Great Article Phil and Mary, I was using the wild cards suggestions, searching for balloon info, I forgot I had the Moz tool bar plugin for chrome installed , now I can see the keyword difficulty and determine if the long tail keywords usage. Awesome, thanks for all the info
That sounds pretty handy, Tim.
Dave Oremland says
@Phil, and @Mary: This is such a great and absolutely vital topic. On every one of our sites, including the one’s with just very very strong presence on the several most critical and highest volume search phrases….the REAL key has always been PERFORMING WELL on the Long TAIL.
On our best performing sites and local smb’s that depend on search…even with some level of dominance the aggregate value of the LONG TAIL provides overswhelmingly more traffic and more conversions than the head tails. It doesn’t come close.
So with Mary’s great trick and Phil’s article and expansion of it….how do you use and take advantage of the long tail…and which one’s are the best, and how do your put your time on them…and a host of questions on that topic.
In the above examples on the LA veterinarian Mary’s method turned up a lot of variations on location; in the example with the NY personal injury attorney the method turned up extensions of the personal injury application. Both might be vital.
I looked at some of our old data for one smb. We had about 60,000 organic search phrases with possibly the top 3 or 4 phrases representing 25% of the total volume of traffic. Possibly another 7 phrases represented more than 1% of all that organic traffic….and then every other single phrase was less than 1% of the total. But that EVERY OTHER represented over 10,000 different search phrases. OOOF. Too many.
We looked at some “themes”. One was geographical. Sort of like the alternatives in the LA Vet example. We found over 1000 visits organically for a variation on one geo phrase.
Now we had created EXTRA content on that phrase. It really does rank well….and it converts really well, its highly relevant, etc. Of those 1,000 visits off the geo long tail there are a lot of specific search phrase variants…but they do aggregate up to a very productive total…albeit…still long tail and in the aggregate worth about 1-2% of the total of organic keyword visits.
So…we have to create content about a LOT of them to have total aggregate value. Each is small in its own right.
We also use adwords to get a better fix on the best of these long tail or 2ndary phrases. There are other tools. That give a feel for it.
What you ultimately have to do is create content…try and do the right things to get it ranked….and do a lot of them. I repeat. Do a lot of them. That is the key. imho.
Nice topic and nice article.
Thanks, Dave. Good points all. I agree that AdWords is the best way to pare down the list of keywords…to decide which ones you can go after that you should go after.
I knew “*” operator used as preffix or suffix. This one gives different results. I guess we have to use all of them

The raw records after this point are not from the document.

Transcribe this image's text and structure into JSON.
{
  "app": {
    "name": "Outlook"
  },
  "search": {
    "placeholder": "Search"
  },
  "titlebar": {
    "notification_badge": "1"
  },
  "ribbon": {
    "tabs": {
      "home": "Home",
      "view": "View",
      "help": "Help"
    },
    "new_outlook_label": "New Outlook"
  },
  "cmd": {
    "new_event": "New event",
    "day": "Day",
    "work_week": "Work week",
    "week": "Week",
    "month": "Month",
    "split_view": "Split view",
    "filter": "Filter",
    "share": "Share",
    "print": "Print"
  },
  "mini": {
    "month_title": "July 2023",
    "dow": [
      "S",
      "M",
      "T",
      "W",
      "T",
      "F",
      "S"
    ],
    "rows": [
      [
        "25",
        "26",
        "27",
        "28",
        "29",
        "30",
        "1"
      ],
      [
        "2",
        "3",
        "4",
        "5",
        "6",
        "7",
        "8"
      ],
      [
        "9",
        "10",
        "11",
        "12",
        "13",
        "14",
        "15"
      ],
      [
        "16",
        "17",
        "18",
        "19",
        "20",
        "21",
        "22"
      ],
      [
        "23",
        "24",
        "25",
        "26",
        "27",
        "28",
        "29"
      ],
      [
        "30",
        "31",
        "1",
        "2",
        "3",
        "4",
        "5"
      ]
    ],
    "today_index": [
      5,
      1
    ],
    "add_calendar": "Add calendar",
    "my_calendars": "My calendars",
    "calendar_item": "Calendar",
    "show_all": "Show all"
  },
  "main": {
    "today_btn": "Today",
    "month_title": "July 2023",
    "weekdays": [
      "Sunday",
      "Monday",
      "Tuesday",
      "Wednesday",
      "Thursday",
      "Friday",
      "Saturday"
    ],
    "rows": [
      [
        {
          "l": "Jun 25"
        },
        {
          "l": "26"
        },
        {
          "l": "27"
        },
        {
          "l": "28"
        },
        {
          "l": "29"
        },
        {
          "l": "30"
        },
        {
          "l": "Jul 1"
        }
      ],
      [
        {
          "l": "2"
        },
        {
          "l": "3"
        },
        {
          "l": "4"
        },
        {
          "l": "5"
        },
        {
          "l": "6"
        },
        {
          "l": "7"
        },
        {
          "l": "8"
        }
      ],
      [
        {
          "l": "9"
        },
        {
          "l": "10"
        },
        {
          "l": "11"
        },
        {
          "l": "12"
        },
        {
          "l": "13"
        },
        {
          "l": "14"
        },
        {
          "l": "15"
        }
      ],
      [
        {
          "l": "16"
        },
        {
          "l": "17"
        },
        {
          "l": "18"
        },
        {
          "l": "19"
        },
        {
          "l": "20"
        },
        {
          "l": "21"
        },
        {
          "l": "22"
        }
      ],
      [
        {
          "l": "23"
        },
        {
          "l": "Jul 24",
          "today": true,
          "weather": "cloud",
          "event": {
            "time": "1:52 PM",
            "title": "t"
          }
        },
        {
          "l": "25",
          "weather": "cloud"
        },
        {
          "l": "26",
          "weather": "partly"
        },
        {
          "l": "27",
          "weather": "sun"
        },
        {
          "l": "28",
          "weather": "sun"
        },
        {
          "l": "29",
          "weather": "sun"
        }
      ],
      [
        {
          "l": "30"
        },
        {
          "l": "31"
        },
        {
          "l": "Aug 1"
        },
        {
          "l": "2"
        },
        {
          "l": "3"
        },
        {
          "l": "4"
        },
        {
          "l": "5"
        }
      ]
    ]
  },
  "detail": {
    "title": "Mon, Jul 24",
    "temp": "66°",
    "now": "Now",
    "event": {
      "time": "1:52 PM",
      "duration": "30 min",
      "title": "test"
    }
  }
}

The trick is to write the query, go to the begining and insert the *
“* use wildcards”
By the way, instead of “*” you can use “=” “^” “)” etc.
Ah. Thanks, Javi.
A. Stanley says
Thanks for this great post. Using the “question only” tab of https://sg.serpstat.com/ seems to give good results when combined with wildcard searches.
Gerry Foster says
Sorry that I’m a little late to the party, but this is GREAT! Local intent can be so difficult in terms of fat head. I find myself occasionally stuck in a rut where I am doing a keyword and a geo modifier, and staying the
course . This method is going into the tool kit immediately. Thank you Phil & Mary!
Glad you like it, Gerry!